(Records for this task)

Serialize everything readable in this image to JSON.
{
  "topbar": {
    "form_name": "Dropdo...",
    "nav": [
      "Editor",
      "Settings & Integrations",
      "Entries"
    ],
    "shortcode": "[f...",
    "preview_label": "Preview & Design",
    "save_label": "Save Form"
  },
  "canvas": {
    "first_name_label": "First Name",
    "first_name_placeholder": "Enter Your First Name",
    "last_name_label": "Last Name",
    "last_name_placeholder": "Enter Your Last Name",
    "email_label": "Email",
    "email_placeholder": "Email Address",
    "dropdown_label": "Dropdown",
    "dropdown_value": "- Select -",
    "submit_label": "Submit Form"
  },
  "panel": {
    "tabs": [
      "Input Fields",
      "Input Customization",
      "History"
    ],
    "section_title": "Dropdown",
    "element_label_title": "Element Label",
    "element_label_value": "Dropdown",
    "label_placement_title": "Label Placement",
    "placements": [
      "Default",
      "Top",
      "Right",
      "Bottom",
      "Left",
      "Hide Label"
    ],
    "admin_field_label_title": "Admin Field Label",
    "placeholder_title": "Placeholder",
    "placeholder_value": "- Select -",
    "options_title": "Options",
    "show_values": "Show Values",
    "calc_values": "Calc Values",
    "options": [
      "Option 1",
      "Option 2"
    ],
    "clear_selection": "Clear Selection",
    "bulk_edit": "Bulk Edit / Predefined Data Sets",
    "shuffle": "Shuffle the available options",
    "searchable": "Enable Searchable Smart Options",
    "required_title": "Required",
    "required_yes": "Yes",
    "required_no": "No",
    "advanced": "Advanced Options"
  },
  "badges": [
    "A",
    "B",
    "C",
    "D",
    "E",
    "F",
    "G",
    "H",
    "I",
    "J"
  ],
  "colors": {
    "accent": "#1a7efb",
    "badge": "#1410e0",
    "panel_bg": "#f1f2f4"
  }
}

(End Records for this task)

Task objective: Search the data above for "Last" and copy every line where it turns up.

Result of the task:
    "last_name_label": "Last Name",
    "last_name_placeholder": "Enter Your Last Name",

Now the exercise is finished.